▸ RECORDS FOR THE TASK:
╔══

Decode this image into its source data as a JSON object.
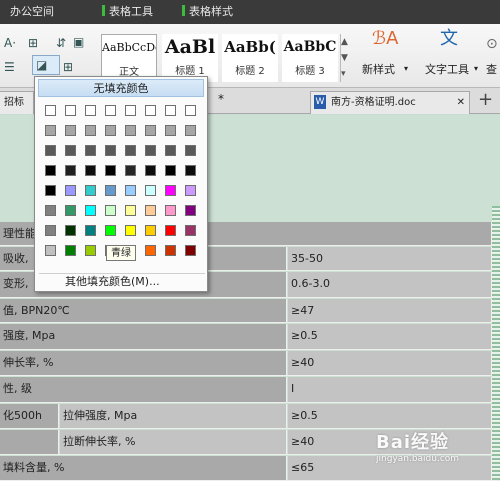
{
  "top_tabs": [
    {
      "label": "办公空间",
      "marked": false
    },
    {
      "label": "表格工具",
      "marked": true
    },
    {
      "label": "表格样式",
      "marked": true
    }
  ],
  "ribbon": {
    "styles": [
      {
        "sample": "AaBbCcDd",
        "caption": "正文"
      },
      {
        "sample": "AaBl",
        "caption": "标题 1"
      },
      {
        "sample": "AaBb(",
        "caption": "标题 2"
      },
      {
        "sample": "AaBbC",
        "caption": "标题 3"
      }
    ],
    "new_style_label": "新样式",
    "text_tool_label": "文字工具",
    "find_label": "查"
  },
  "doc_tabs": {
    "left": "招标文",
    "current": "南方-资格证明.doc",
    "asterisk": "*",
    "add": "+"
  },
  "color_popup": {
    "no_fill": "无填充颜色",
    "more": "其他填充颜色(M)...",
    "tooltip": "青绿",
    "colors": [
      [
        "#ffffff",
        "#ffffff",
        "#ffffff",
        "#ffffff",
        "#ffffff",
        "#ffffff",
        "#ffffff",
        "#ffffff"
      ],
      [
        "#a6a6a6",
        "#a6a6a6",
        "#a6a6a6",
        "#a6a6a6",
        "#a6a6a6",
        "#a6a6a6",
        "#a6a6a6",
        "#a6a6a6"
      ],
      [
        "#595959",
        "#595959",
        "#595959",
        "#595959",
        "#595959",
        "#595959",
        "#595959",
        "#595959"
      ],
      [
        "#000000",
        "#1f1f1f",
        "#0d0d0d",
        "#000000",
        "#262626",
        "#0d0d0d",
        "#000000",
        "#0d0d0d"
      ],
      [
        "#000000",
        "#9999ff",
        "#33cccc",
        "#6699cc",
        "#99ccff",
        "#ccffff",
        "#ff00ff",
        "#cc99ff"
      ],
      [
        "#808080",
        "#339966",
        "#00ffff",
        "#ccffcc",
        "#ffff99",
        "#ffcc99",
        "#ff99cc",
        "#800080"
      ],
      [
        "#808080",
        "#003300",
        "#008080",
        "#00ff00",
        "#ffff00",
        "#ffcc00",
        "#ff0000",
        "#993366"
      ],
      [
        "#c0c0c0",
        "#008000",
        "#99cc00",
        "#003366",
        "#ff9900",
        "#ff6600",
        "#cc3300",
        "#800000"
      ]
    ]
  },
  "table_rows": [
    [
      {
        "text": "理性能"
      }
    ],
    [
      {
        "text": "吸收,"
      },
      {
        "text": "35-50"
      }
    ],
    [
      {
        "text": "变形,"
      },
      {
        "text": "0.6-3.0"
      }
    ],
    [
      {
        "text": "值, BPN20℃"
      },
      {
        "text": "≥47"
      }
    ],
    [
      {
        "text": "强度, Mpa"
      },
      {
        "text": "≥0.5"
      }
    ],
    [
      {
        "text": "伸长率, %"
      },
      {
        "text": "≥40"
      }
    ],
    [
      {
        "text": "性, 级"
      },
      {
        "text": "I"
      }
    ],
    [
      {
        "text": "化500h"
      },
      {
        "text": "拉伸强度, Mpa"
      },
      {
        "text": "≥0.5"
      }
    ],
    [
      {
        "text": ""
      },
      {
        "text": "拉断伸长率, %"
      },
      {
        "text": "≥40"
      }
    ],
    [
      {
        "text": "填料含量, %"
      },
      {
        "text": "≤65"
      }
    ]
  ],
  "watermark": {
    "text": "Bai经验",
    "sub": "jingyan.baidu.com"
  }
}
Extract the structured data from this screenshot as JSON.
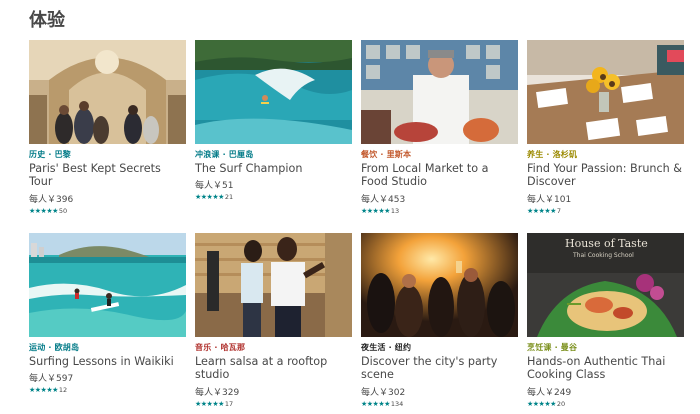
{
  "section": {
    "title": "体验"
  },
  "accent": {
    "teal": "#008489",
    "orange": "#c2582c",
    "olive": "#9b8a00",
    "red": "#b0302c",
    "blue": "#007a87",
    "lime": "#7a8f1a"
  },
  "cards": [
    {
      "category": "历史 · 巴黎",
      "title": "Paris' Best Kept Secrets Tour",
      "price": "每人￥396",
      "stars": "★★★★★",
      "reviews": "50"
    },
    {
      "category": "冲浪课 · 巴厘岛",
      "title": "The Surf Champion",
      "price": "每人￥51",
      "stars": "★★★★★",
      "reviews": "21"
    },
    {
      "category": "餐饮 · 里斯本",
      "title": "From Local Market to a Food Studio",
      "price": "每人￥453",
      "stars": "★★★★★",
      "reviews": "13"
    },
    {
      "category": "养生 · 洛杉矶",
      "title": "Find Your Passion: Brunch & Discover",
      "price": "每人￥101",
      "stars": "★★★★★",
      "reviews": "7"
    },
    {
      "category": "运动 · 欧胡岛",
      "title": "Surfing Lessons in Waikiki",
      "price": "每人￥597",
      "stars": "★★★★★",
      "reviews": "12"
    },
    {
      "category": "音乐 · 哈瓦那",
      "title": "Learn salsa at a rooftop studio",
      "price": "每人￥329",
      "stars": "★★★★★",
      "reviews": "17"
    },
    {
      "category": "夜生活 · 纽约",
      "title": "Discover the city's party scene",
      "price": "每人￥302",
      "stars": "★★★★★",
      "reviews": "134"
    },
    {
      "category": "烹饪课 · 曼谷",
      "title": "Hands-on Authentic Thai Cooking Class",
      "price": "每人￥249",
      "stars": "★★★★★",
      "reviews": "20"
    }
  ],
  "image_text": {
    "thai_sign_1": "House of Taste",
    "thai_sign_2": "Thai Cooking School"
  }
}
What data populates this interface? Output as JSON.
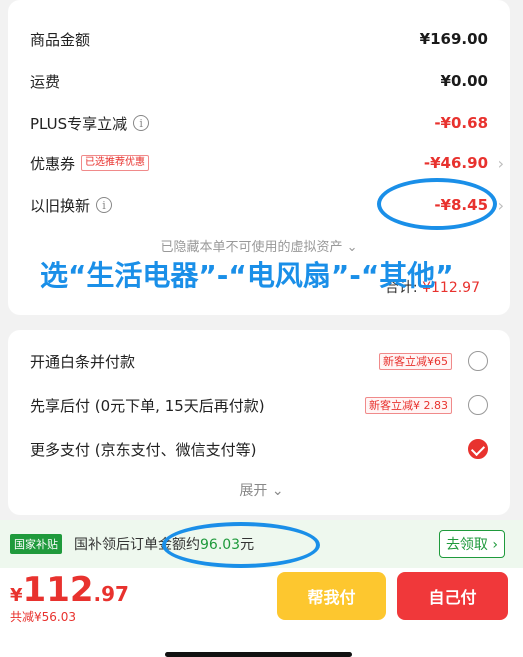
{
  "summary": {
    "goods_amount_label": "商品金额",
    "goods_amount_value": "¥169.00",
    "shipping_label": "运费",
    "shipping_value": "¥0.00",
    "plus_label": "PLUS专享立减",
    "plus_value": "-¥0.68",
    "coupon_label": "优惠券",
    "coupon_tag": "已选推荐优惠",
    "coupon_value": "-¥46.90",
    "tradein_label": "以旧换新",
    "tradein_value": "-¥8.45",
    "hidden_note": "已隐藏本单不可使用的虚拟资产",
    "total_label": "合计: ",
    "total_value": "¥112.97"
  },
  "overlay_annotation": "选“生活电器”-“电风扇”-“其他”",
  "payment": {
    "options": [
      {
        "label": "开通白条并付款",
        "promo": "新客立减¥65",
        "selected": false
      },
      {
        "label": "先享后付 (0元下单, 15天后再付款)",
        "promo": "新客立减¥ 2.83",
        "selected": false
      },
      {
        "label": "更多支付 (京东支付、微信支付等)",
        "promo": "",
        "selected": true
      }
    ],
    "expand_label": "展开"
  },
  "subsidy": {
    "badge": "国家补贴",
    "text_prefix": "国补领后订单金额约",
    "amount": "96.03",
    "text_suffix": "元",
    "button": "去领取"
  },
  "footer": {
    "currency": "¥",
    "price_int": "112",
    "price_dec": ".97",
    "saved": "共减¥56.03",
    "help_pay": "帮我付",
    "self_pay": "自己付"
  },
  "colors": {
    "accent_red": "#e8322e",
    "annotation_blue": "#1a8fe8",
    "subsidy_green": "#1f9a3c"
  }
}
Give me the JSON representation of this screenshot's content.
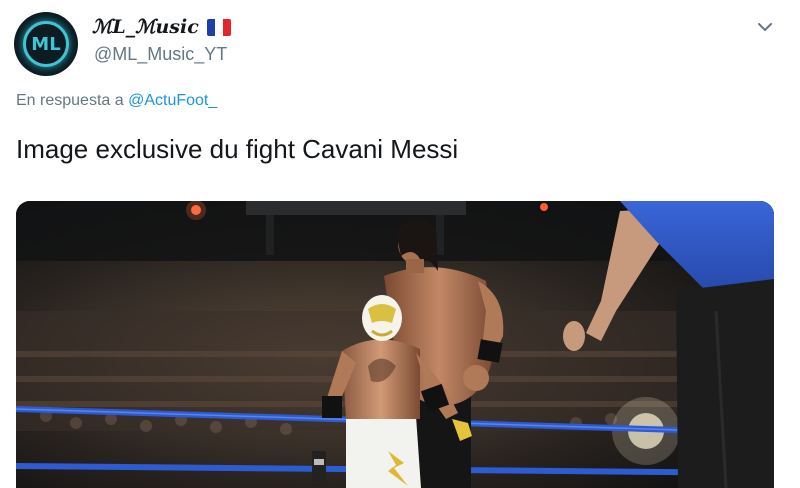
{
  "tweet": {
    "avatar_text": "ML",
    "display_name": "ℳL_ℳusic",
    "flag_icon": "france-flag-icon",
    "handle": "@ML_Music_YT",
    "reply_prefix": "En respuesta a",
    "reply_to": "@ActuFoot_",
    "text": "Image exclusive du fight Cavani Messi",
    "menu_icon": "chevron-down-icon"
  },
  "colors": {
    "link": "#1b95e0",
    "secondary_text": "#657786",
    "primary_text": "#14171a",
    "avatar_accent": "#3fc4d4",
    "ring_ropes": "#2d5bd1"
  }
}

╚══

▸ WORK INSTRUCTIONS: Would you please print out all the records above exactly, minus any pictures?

▸ ANSWER AREA:
Decode this image into its source data as a JSON object.
{
  "top_tabs": [
    {
      "label": "办公空间",
      "marked": false
    },
    {
      "label": "表格工具",
      "marked": true
    },
    {
      "label": "表格样式",
      "marked": true
    }
  ],
  "ribbon": {
    "styles": [
      {
        "sample": "AaBbCcDd",
        "caption": "正文"
      },
      {
        "sample": "AaBl",
        "caption": "标题 1"
      },
      {
        "sample": "AaBb(",
        "caption": "标题 2"
      },
      {
        "sample": "AaBbC",
        "caption": "标题 3"
      }
    ],
    "new_style_label": "新样式",
    "text_tool_label": "文字工具",
    "find_label": "查"
  },
  "doc_tabs": {
    "left": "招标文",
    "current": "南方-资格证明.doc",
    "asterisk": "*",
    "add": "+"
  },
  "color_popup": {
    "no_fill": "无填充颜色",
    "more": "其他填充颜色(M)...",
    "tooltip": "青绿",
    "colors": [
      [
        "#ffffff",
        "#ffffff",
        "#ffffff",
        "#ffffff",
        "#ffffff",
        "#ffffff",
        "#ffffff",
        "#ffffff"
      ],
      [
        "#a6a6a6",
        "#a6a6a6",
        "#a6a6a6",
        "#a6a6a6",
        "#a6a6a6",
        "#a6a6a6",
        "#a6a6a6",
        "#a6a6a6"
      ],
      [
        "#595959",
        "#595959",
        "#595959",
        "#595959",
        "#595959",
        "#595959",
        "#595959",
        "#595959"
      ],
      [
        "#000000",
        "#1f1f1f",
        "#0d0d0d",
        "#000000",
        "#262626",
        "#0d0d0d",
        "#000000",
        "#0d0d0d"
      ],
      [
        "#000000",
        "#9999ff",
        "#33cccc",
        "#6699cc",
        "#99ccff",
        "#ccffff",
        "#ff00ff",
        "#cc99ff"
      ],
      [
        "#808080",
        "#339966",
        "#00ffff",
        "#ccffcc",
        "#ffff99",
        "#ffcc99",
        "#ff99cc",
        "#800080"
      ],
      [
        "#808080",
        "#003300",
        "#008080",
        "#00ff00",
        "#ffff00",
        "#ffcc00",
        "#ff0000",
        "#993366"
      ],
      [
        "#c0c0c0",
        "#008000",
        "#99cc00",
        "#003366",
        "#ff9900",
        "#ff6600",
        "#cc3300",
        "#800000"
      ]
    ]
  },
  "table_rows": [
    [
      {
        "text": "理性能"
      }
    ],
    [
      {
        "text": "吸收,"
      },
      {
        "text": "35-50"
      }
    ],
    [
      {
        "text": "变形,"
      },
      {
        "text": "0.6-3.0"
      }
    ],
    [
      {
        "text": "值, BPN20℃"
      },
      {
        "text": "≥47"
      }
    ],
    [
      {
        "text": "强度, Mpa"
      },
      {
        "text": "≥0.5"
      }
    ],
    [
      {
        "text": "伸长率, %"
      },
      {
        "text": "≥40"
      }
    ],
    [
      {
        "text": "性, 级"
      },
      {
        "text": "I"
      }
    ],
    [
      {
        "text": "化500h"
      },
      {
        "text": "拉伸强度, Mpa"
      },
      {
        "text": "≥0.5"
      }
    ],
    [
      {
        "text": ""
      },
      {
        "text": "拉断伸长率, %"
      },
      {
        "text": "≥40"
      }
    ],
    [
      {
        "text": "填料含量, %"
      },
      {
        "text": "≤65"
      }
    ]
  ],
  "watermark": {
    "text": "Bai经验",
    "sub": "jingyan.baidu.com"
  }
}
Extract the structured data from this screenshot as JSON.
{
  "section": {
    "title": "体验"
  },
  "accent": {
    "teal": "#008489",
    "orange": "#c2582c",
    "olive": "#9b8a00",
    "red": "#b0302c",
    "blue": "#007a87",
    "lime": "#7a8f1a"
  },
  "cards": [
    {
      "category": "历史 · 巴黎",
      "title": "Paris' Best Kept Secrets Tour",
      "price": "每人￥396",
      "stars": "★★★★★",
      "reviews": "50"
    },
    {
      "category": "冲浪课 · 巴厘岛",
      "title": "The Surf Champion",
      "price": "每人￥51",
      "stars": "★★★★★",
      "reviews": "21"
    },
    {
      "category": "餐饮 · 里斯本",
      "title": "From Local Market to a Food Studio",
      "price": "每人￥453",
      "stars": "★★★★★",
      "reviews": "13"
    },
    {
      "category": "养生 · 洛杉矶",
      "title": "Find Your Passion: Brunch & Discover",
      "price": "每人￥101",
      "stars": "★★★★★",
      "reviews": "7"
    },
    {
      "category": "运动 · 欧胡岛",
      "title": "Surfing Lessons in Waikiki",
      "price": "每人￥597",
      "stars": "★★★★★",
      "reviews": "12"
    },
    {
      "category": "音乐 · 哈瓦那",
      "title": "Learn salsa at a rooftop studio",
      "price": "每人￥329",
      "stars": "★★★★★",
      "reviews": "17"
    },
    {
      "category": "夜生活 · 纽约",
      "title": "Discover the city's party scene",
      "price": "每人￥302",
      "stars": "★★★★★",
      "reviews": "134"
    },
    {
      "category": "烹饪课 · 曼谷",
      "title": "Hands-on Authentic Thai Cooking Class",
      "price": "每人￥249",
      "stars": "★★★★★",
      "reviews": "20"
    }
  ],
  "image_text": {
    "thai_sign_1": "House of Taste",
    "thai_sign_2": "Thai Cooking School"
  }
}
What data populates this interface? Output as JSON.
{
  "summary": {
    "goods_amount_label": "商品金额",
    "goods_amount_value": "¥169.00",
    "shipping_label": "运费",
    "shipping_value": "¥0.00",
    "plus_label": "PLUS专享立减",
    "plus_value": "-¥0.68",
    "coupon_label": "优惠券",
    "coupon_tag": "已选推荐优惠",
    "coupon_value": "-¥46.90",
    "tradein_label": "以旧换新",
    "tradein_value": "-¥8.45",
    "hidden_note": "已隐藏本单不可使用的虚拟资产",
    "total_label": "合计: ",
    "total_value": "¥112.97"
  },
  "overlay_annotation": "选“生活电器”-“电风扇”-“其他”",
  "payment": {
    "options": [
      {
        "label": "开通白条并付款",
        "promo": "新客立减¥65",
        "selected": false
      },
      {
        "label": "先享后付 (0元下单, 15天后再付款)",
        "promo": "新客立减¥ 2.83",
        "selected": false
      },
      {
        "label": "更多支付 (京东支付、微信支付等)",
        "promo": "",
        "selected": true
      }
    ],
    "expand_label": "展开"
  },
  "subsidy": {
    "badge": "国家补贴",
    "text_prefix": "国补领后订单金额约",
    "amount": "96.03",
    "text_suffix": "元",
    "button": "去领取"
  },
  "footer": {
    "currency": "¥",
    "price_int": "112",
    "price_dec": ".97",
    "saved": "共减¥56.03",
    "help_pay": "帮我付",
    "self_pay": "自己付"
  },
  "colors": {
    "accent_red": "#e8322e",
    "annotation_blue": "#1a8fe8",
    "subsidy_green": "#1f9a3c"
  }
}
Give me the JSON representation of this screenshot's content.
{
  "tweet": {
    "avatar_text": "ML",
    "display_name": "ℳL_ℳusic",
    "flag_icon": "france-flag-icon",
    "handle": "@ML_Music_YT",
    "reply_prefix": "En respuesta a",
    "reply_to": "@ActuFoot_",
    "text": "Image exclusive du fight Cavani Messi",
    "menu_icon": "chevron-down-icon"
  },
  "colors": {
    "link": "#1b95e0",
    "secondary_text": "#657786",
    "primary_text": "#14171a",
    "avatar_accent": "#3fc4d4",
    "ring_ropes": "#2d5bd1"
  }
}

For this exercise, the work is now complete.